Save money and be prepared by having these 50 Hour Soy Survival Candles on hand. I have seen stores charge a lot of money for survival long-burning candles, but you can make your own for less than $2.00 per jar and it is so easy to do!
I swear I am reaping so many benefits from doing this Happy Homesteading series of posts, as I get to learn these new skills and find out to to survive on my own a little bit more. Plus doing these projects are so much FUN!
All you need are some half pint glass canning jars, a 5 lb. bag of soy wax, some wicks, aluminum foil and a #10 can.
WAX: I found that the most cost effective price for soy wax was on amazon : The Milliard Wax 5 lb. bag is $12.99 plus free shipping if you have amazon prime. I checked my local craft stores and unless you have a coupon this is still a better deal. I used soy wax because it is all natural, renewable, non toxic, burns clean, helps support the American farmer and has a longer burn time than many other types of paraffin waxes.
WICKS: I ordered these Candlescience 6 inch Soy wax coated candle wicks for $8.99 (50 pack). I think you might be able to also find a smaller pack of 6 inch wicks at your local craft stores for less, but since I get free shipping with Amazon prime, I love ordering my items online, saving a trip.
GLASS JARS: The 5 lbs of soy wax will fill 13 half-pint sized glass canning jars. You can buy these half-pint jars online at Amazon, or at your local Walmart/Target store for around $8-$12 a case. Also keep your eyes out on craigslist or yard sales for canning jars. Luckily I had a box of unused jars sitting in my garage from a time when I was going to make some jam and didn’t (ahem.)
#10 CAN: You can use a double boiler pan if you like, but for ease in cleaning I wanted to use an old #10 can to melt my wax in. I can throw the can away or reuse it again the next time I make candles. If you do use a #10 can, make sure and bend one of the edges so it will be easier to pour the hot wax in the jars.
How To Make 50 Hour Soy Survival Candles
Start a double boiling system by bringing a larger pot of water to boil. Only fill it half-way so when you add your can of wax the water won’t overflow. I filled my number ten can with 2.5 lbs of soy wax flakes.
While the water was heating up, add the wicks to each of your jars. Tip: if you have a hot glue gun add a drop of hot glue on the bottom of the metal part of the wick and stick it straight in the center of the jar. It helps the wick to hold up straighter after you pour the wax.
Once the wax is melted, using hot pads I poured the wax into the jars with wicks.
To help hold your wicks straight while it cools poke hole in a little square of aluminum foil, thread the wick through and seal around the jar.
I then melted the other half of the soy wax flakes and poured them into jars as well.
After they all cool, trim the wicks to 1/4 inch.
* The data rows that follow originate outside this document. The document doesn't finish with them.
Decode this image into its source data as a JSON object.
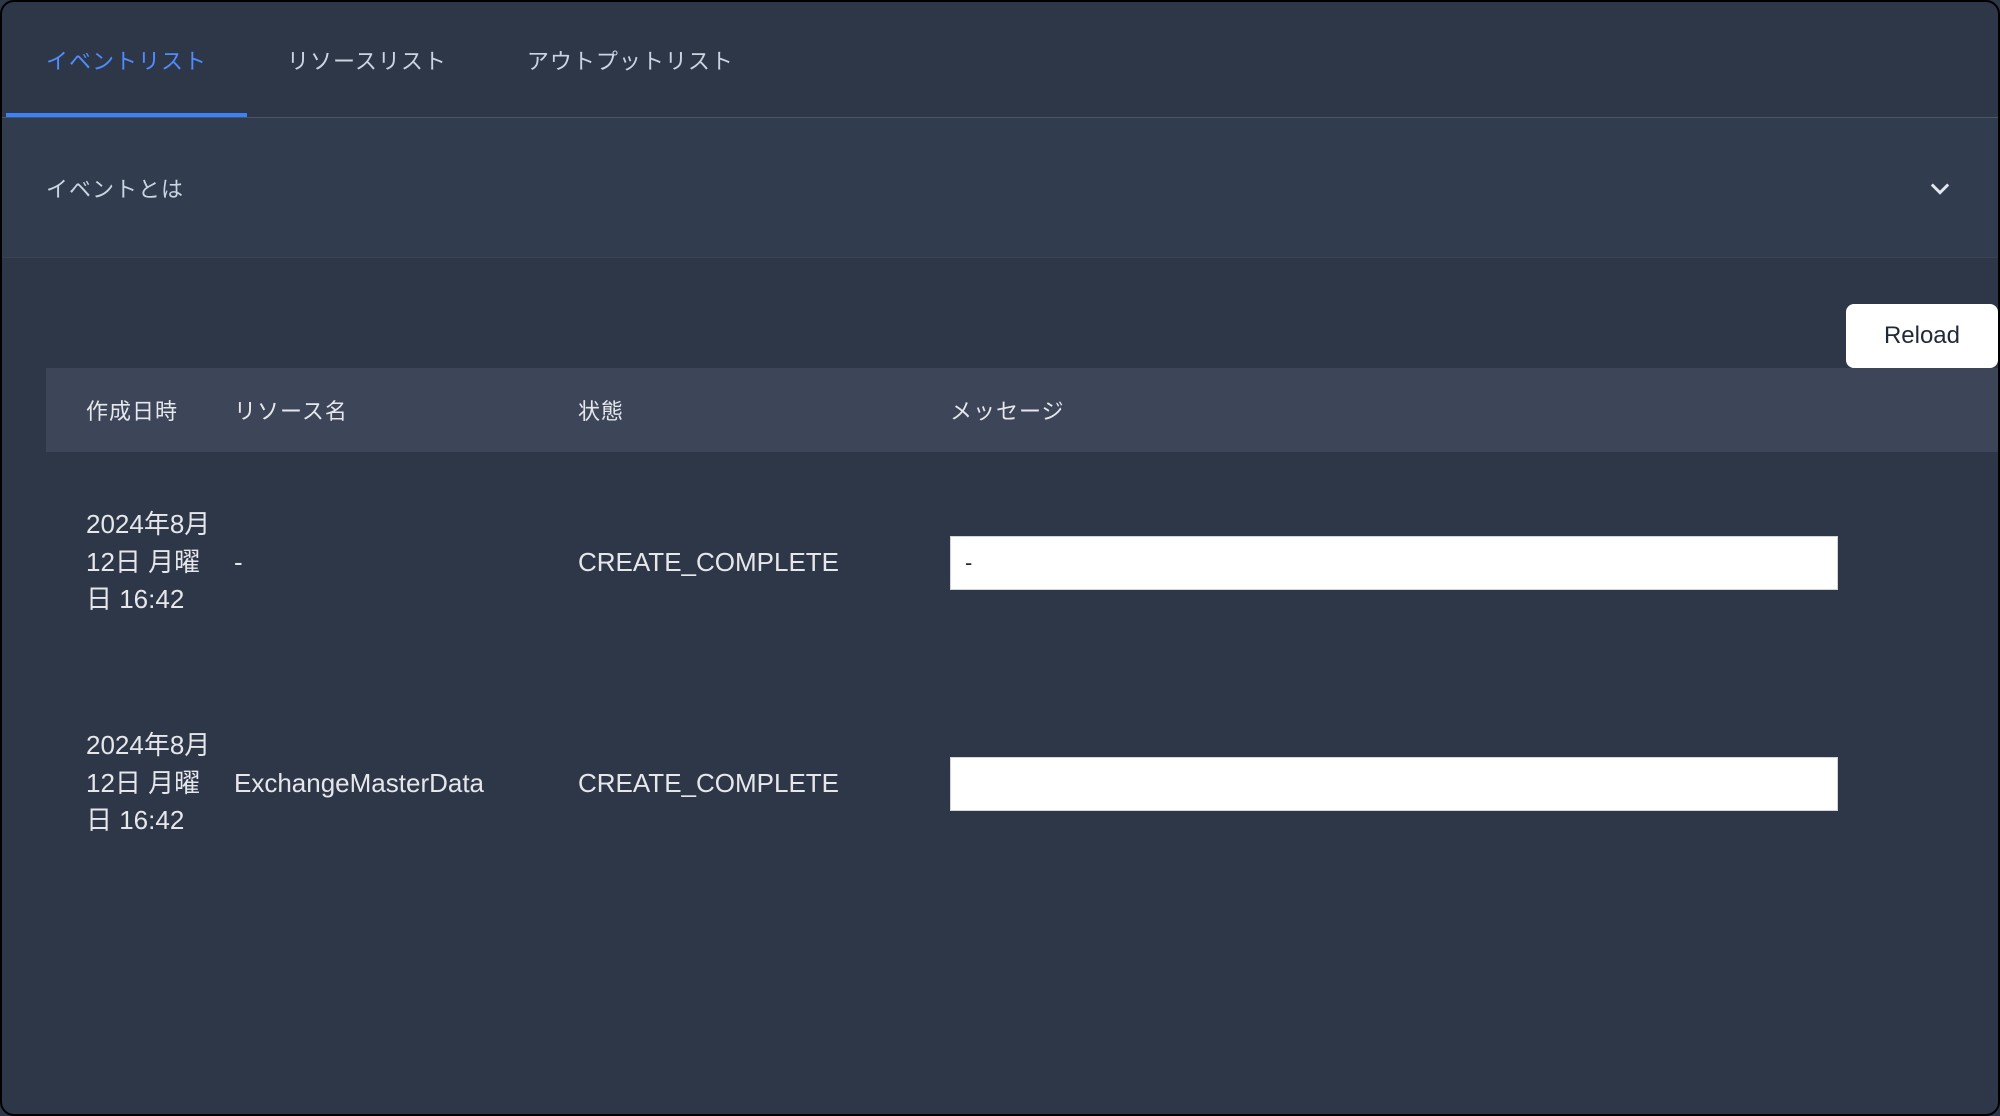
{
  "tabs": {
    "event_list": "イベントリスト",
    "resource_list": "リソースリスト",
    "output_list": "アウトプットリスト"
  },
  "accordion": {
    "title": "イベントとは"
  },
  "toolbar": {
    "reload_label": "Reload"
  },
  "table": {
    "headers": {
      "created_at": "作成日時",
      "resource_name": "リソース名",
      "status": "状態",
      "message": "メッセージ"
    },
    "rows": [
      {
        "created_at": "2024年8月12日 月曜日 16:42",
        "resource_name": "-",
        "status": "CREATE_COMPLETE",
        "message": "-"
      },
      {
        "created_at": "2024年8月12日 月曜日 16:42",
        "resource_name": "ExchangeMasterData",
        "status": "CREATE_COMPLETE",
        "message": ""
      }
    ]
  }
}
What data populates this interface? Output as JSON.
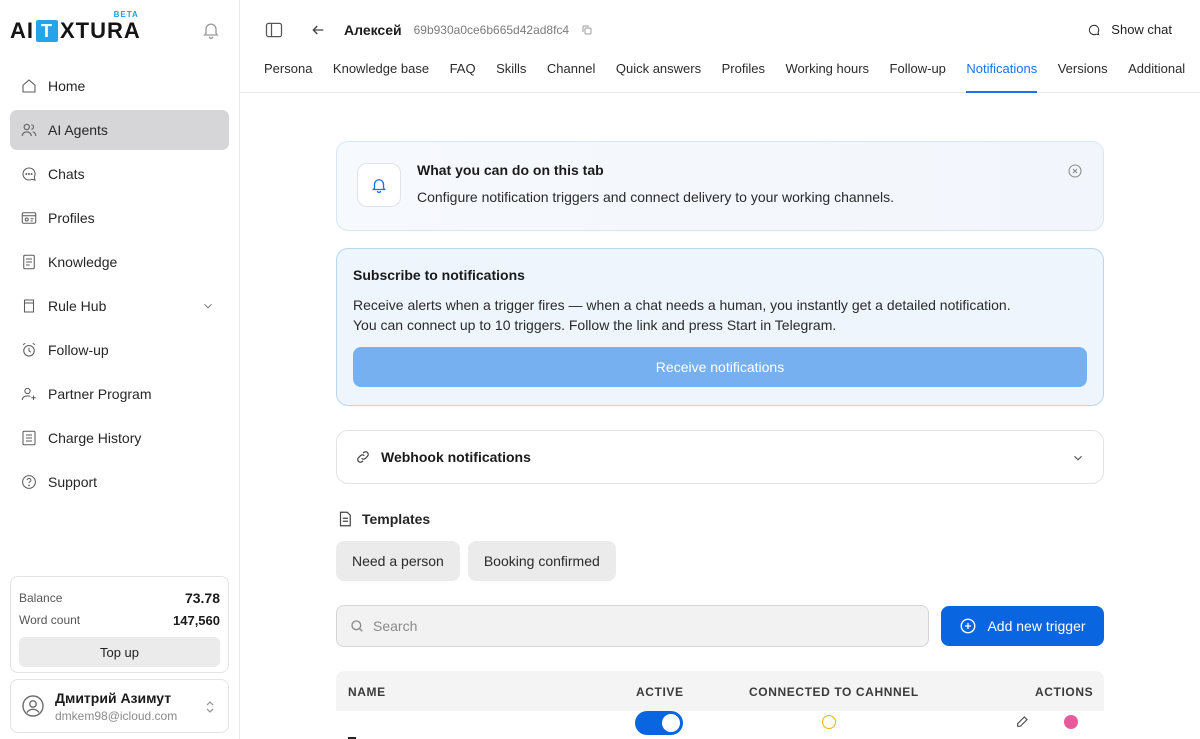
{
  "brand": {
    "logo_text_left": "AI",
    "logo_box": "T",
    "logo_text_right": "XTURA",
    "beta": "BETA"
  },
  "sidebar": {
    "items": [
      {
        "label": "Home",
        "icon": "home-icon"
      },
      {
        "label": "AI Agents",
        "icon": "users-icon",
        "active": true
      },
      {
        "label": "Chats",
        "icon": "chat-icon"
      },
      {
        "label": "Profiles",
        "icon": "id-card-icon"
      },
      {
        "label": "Knowledge",
        "icon": "book-icon"
      },
      {
        "label": "Rule Hub",
        "icon": "rulebook-icon",
        "expandable": true
      },
      {
        "label": "Follow-up",
        "icon": "alarm-clock-icon"
      },
      {
        "label": "Partner Program",
        "icon": "user-plus-icon"
      },
      {
        "label": "Charge History",
        "icon": "list-icon"
      },
      {
        "label": "Support",
        "icon": "help-icon"
      }
    ]
  },
  "balance": {
    "balance_label": "Balance",
    "balance_value": "73.78",
    "words_label": "Word count",
    "words_value": "147,560",
    "topup_label": "Top up"
  },
  "user": {
    "name": "Дмитрий Азимут",
    "email": "dmkem98@icloud.com"
  },
  "header": {
    "agent_name": "Алексей",
    "agent_id": "69b930a0ce6b665d42ad8fc4",
    "show_chat": "Show chat"
  },
  "tabs": [
    {
      "label": "Persona"
    },
    {
      "label": "Knowledge base"
    },
    {
      "label": "FAQ"
    },
    {
      "label": "Skills"
    },
    {
      "label": "Channel"
    },
    {
      "label": "Quick answers"
    },
    {
      "label": "Profiles"
    },
    {
      "label": "Working hours"
    },
    {
      "label": "Follow-up"
    },
    {
      "label": "Notifications",
      "active": true
    },
    {
      "label": "Versions"
    },
    {
      "label": "Additional"
    }
  ],
  "info": {
    "title": "What you can do on this tab",
    "desc": "Configure notification triggers and connect delivery to your working channels."
  },
  "subscribe": {
    "title": "Subscribe to notifications",
    "line1": "Receive alerts when a trigger fires — when a chat needs a human, you instantly get a detailed notification.",
    "line2": "You can connect up to 10 triggers. Follow the link and press Start in Telegram.",
    "button": "Receive notifications"
  },
  "webhook": {
    "title": "Webhook notifications"
  },
  "templates": {
    "title": "Templates",
    "chips": [
      "Need a person",
      "Booking confirmed"
    ]
  },
  "search": {
    "placeholder": "Search"
  },
  "add_trigger": "Add new trigger",
  "table": {
    "headers": {
      "name": "NAME",
      "active": "ACTIVE",
      "channel": "CONNECTED TO CAHNNEL",
      "actions": "ACTIONS"
    }
  },
  "colors": {
    "accent": "#0a66e0",
    "active_tab": "#1a73e8",
    "active_nav_bg": "#d6d5d8",
    "receive_btn": "#76b0f1"
  }
}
I just set the scissors across the jar so all the wicks would be the same size after being cut.
Then enjoy your 50 Hour Soy Survival Candles! Just put the lids on them (adding in a pack of matches) and pack them away until your next power outage or disaster. Then you will have heat as well as light for up to 50 hours each candle.
Note: I did add some essential oils to one of the candles and it smelled lovely. I was thinking that if there was a power outage or disaster it would be better to have non-scented candles so it wouldn’t give me a headache, so keep that in mind. And only use products that are safe to use with melted oil so you don’t get exploding wax or something.
WORTH THE COST? YES – can cost as low as $1.18 per candle, which is an amazing price for Soy candles with a 50 hour burn time.
WORTH THE TIME? Yes, for the amount of money you can save, and how quick and easy it was this is very worth the time.
- I paid $12.99 for the 5 lb. bag of Soy wax
- I paid $8.99 for 50 soy wicks ($0.18 each wick = $2.34 for 13 wicks used)
- I had the jars sitting in my garage. If you didn’t you would pay $8-$10 at Walmart or online.
- Note: I was able to fill 13 jars with the 5 lb.s of wax
Final cost for me was $1.18 each candle, but if you needed to purchase the jars it would run you $1.79-$2.00 per jar.
Have you ever made your own homemade candles? Any other tips or tricks you have found to save even more money?